a frog in (one's) throat
1. Difficulty speaking because of hoarseness or the need to cough or clear one's throat. This cold has left him with such a frog in his throat that he can barely talk! Ahem! Please excuse the frog in my throat. I suffer from seasonal allergies.
2. An inability to speak due to some overwhelming emotion, especially fear. A: "Elise couldn't say a word in the meeting and looked completely terrified." B: "Sounds like she had a frog in her throat." I looked out at the audience staring up at me, and I tried to swallow the frog in my throat.
Farlex Dictionary of Idioms. © 2015 Farlex, Inc, all rights reserved.
*a frog in one's throat
Fig. a feeling of hoarseness or a lump in one's throat. (Often regarded as a sign of fear. *Typically: get ~; have ~.) I feel like I'm getting a frog in my throat when I have to speak in public. She says she gets a frog in her throat when she is nervous.
McGraw-Hill Dictionary of American Idioms and Phrasal Verbs. © 2002 by The McGraw-Hill Companies, Inc.
frog in one's throat
Hoarseness or phlegm in the throat, as in Can you understand me? I've got a frog in my throat. This expression probably owes its origin to the froglike croaks produced by a person with a sore throat. [c. 1900]
The American Heritage® Dictionary of Idioms by Christine Ammer. Copyright © 2003, 1997 by The Christine Ammer 1992 Trust. Published by Houghton Mifflin Harcourt Publishing Company. All rights reserved.
a frog in your throat
If you have a frog in your throat, you find it difficult to speak clearly because you need to cough. I've got a bit of a cough, excuse me, a frog in my throat. You may have a frog in your throat, but that's no excuse for not belting out that aria. Compare with a lump in your throat. Note: In medieval times, there was a belief that if you drank water containing frogspawn (= frogs' eggs), the frogs would grow inside your body. People believed that sore throats and coughing could be caused by the frogs trying to escape from your stomach through your throat.

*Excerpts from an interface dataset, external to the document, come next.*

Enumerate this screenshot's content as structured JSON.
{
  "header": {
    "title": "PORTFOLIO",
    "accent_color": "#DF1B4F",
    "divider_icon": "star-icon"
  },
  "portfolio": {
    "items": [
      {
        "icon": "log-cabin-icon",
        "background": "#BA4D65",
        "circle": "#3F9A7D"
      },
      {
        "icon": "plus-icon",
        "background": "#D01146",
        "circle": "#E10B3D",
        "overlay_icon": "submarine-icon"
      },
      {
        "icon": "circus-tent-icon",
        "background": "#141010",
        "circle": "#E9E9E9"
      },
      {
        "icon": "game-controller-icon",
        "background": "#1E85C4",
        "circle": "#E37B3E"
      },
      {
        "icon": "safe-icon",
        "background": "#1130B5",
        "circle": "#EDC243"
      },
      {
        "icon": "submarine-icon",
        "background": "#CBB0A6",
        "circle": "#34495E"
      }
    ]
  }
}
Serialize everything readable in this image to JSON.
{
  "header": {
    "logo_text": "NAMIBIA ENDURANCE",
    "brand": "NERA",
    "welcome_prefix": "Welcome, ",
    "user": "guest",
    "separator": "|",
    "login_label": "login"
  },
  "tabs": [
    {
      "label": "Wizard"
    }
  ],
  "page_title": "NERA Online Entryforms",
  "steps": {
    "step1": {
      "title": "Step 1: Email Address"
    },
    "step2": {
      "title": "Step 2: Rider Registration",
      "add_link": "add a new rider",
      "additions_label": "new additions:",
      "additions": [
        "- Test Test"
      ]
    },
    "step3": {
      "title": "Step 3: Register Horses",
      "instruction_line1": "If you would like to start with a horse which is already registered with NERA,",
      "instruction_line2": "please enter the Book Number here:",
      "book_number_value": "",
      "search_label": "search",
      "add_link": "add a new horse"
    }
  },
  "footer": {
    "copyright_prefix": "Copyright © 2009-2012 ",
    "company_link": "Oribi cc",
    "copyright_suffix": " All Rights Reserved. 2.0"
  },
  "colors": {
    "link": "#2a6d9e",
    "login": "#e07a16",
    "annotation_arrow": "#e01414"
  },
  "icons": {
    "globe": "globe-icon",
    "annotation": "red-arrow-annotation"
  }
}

Collins COBUILD Idioms Dictionary, 3rd ed. © HarperCollins Publishers 2012